Using Molecular Epidemiology to Understand Chemical Threats to Early-life Children’s Health
2:00 pm US Eastern Time
Felix JF, Joubert BR, et al. Cohort Profile: Pregnancy And Childhood Epigenetics (PACE) Consortium. International Journal of Epidemiology. September 13, 2017.
This webinar is the sixth in our series, 20 Pioneers Under 40 in Environmental Public Health.
How our bodies, tissues, and cells respond to the diverse environmental signals that they receive throughout the life course may be critical to understanding the many complex links between environment and health. The growing field of epigenetic epidemiology seeks to understand whether epigenetic signals that relate to the regulation of transcriptional processes—the first steps in gene expression—are measurable and useful in making these links and understanding the determinants of health. Dr. Allan Just, Assistant Professor in the Department of Environmental Medicine and Public Health at the Icahn School of Medicine at Mount Sinai, discussed why DNA methylation may be a useful biomarker to reconstruct complex environmental exposures and link these to subsequent health outcomes. He also discussed the many challenges of measuring, analyzing, and interpreting this new type of big data for environmental studies.
Perfluoroalkyl substances (PFAS) are a class of persistent man-made chemicals that are commonly detected in the environment and human blood. There is increasing concern that early-life exposure to PFAS may adversely affect the developing fetus and child. Dr. Joseph Braun, Assistant Professor in the Department of Epidemiology at the Brown University School of Public Health, presented data on the health effects and sources of PFAS exposure from a prospective cohort study of pregnant women and their children in Cincinnati, Ohio (the HOME Study), including relations of PFAS with adiposity, breastfeeding, and epigenetics. The context of these findings was discussed in light of recent regulatory actions taken by federal and state agencies that are designed to limit human PFAS exposure from drinking water.
Allan Just, PhD, is an environmental epidemiologist and serves as an Assistant Professor in the Department of Environmental Medicine and Public Health at the Icahn School of Medicine at Mount Sinai. His research interests are in children’s environmental health, environmental epigenomics, computational methods for epigenomics, endocrine disrupting compounds, and air pollution and temperature modeling using satellite remote sensing data. He uses large datasets, computational tools, and the methods of molecular epidemiology to investigate links between environmental exposures and children's health.
Prior to joining Mount Sinai in New York City, Dr. Just worked as a research assistant at the Silent Spring Institute and conducted his doctoral research with the Columbia Center for Children's Environmental Health at the Mailman School of Public Health at Columbia University. He also conducted postdoctoral training in environmental epigenetics and geospatial modeling at the Harvard TH Chan School of Public Health with Dr. Andrea Baccarelli. In addition to working on large methylation microarray, microRNA and bisulfite sequencing studies in relation to environmental exposures, he is an active member in the Prenatal And Childhood Epigenetics (PACE) consortium which seeks to advance the field of early life epigenetic epidemiology through collaboration and meta-analysis. He is also a co-instructor in the Epigenetics Bootcamp at Columbia University.
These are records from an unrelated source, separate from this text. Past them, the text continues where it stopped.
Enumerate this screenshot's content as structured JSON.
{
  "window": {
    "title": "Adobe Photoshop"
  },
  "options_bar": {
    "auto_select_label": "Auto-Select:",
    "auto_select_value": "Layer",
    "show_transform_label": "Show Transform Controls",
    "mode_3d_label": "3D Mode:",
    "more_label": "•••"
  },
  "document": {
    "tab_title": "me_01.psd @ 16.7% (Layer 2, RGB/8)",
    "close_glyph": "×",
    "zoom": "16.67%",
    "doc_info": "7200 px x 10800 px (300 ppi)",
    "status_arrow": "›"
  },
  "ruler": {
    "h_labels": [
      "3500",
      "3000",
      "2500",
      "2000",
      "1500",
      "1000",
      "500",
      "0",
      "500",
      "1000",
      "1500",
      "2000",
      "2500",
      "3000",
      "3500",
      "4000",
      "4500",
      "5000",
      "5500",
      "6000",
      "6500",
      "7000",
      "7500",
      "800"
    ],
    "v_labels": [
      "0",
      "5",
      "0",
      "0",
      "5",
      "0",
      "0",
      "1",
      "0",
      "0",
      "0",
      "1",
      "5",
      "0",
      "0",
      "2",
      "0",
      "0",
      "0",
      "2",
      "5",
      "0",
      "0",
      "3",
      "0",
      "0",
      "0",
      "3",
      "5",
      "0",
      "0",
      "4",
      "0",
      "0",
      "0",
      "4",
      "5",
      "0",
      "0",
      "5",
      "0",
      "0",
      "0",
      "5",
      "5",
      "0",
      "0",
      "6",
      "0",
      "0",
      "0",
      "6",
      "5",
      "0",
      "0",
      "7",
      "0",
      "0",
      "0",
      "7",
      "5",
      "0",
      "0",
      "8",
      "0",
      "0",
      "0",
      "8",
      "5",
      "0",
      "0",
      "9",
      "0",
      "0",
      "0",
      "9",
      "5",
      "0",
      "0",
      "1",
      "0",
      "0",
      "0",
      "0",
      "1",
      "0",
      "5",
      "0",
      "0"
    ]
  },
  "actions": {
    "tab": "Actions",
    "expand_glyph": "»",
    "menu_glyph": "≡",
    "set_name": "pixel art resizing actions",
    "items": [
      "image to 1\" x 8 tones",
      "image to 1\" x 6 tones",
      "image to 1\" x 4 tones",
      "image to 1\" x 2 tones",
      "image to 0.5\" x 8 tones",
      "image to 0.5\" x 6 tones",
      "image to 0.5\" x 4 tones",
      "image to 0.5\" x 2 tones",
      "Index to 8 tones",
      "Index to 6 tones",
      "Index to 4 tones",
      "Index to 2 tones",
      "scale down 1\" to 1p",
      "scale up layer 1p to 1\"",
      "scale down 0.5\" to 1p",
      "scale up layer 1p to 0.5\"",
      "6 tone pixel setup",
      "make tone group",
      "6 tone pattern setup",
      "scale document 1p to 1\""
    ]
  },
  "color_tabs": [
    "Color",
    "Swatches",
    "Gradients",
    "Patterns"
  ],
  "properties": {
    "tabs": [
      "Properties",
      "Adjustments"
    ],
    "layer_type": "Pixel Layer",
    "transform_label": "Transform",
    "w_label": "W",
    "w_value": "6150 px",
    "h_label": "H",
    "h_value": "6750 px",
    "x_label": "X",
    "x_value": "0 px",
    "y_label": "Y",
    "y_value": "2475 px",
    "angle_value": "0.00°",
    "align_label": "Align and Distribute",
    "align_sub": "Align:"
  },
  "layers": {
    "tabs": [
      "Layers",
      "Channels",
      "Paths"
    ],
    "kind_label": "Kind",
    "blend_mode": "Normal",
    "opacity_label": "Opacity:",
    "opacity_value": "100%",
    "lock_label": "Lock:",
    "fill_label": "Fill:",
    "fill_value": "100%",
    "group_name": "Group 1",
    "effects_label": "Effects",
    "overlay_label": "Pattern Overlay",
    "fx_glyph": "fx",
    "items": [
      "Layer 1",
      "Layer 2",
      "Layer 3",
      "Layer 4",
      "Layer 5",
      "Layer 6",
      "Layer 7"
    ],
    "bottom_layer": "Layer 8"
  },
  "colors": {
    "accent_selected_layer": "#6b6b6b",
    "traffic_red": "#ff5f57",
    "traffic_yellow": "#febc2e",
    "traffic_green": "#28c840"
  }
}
Joseph Braun, PhD, MSPH, is an Assistant Professor in the Department of Epidemiology at the Brown University School of Public Health. He was formerly a school nurse in Milwaukee, WI before receiving his master's and doctoral degrees in Epidemiology from the University of North Carolina at Chapel Hill.
Dr. Braun is interested in studying the patterns, determinants, and health consequences of early life environmental chemical exposures in pregnant women, infants, and children. He has a special interest in studying obesity and neurodevelopmental disorders like ADHD and autism. He is also interested in identifying modifiable sources of environmental chemical exposures in pregnant women and children. Dr. Braun works with studies of pregnant women and children from the United States, Canada, and Mexico.
This webinar was moderated by Sarah Howard, MS, Founder and Manager, DiabetesandEnvironment.org. It lasted for 60 minutes and be recorded for our call and webinar archive.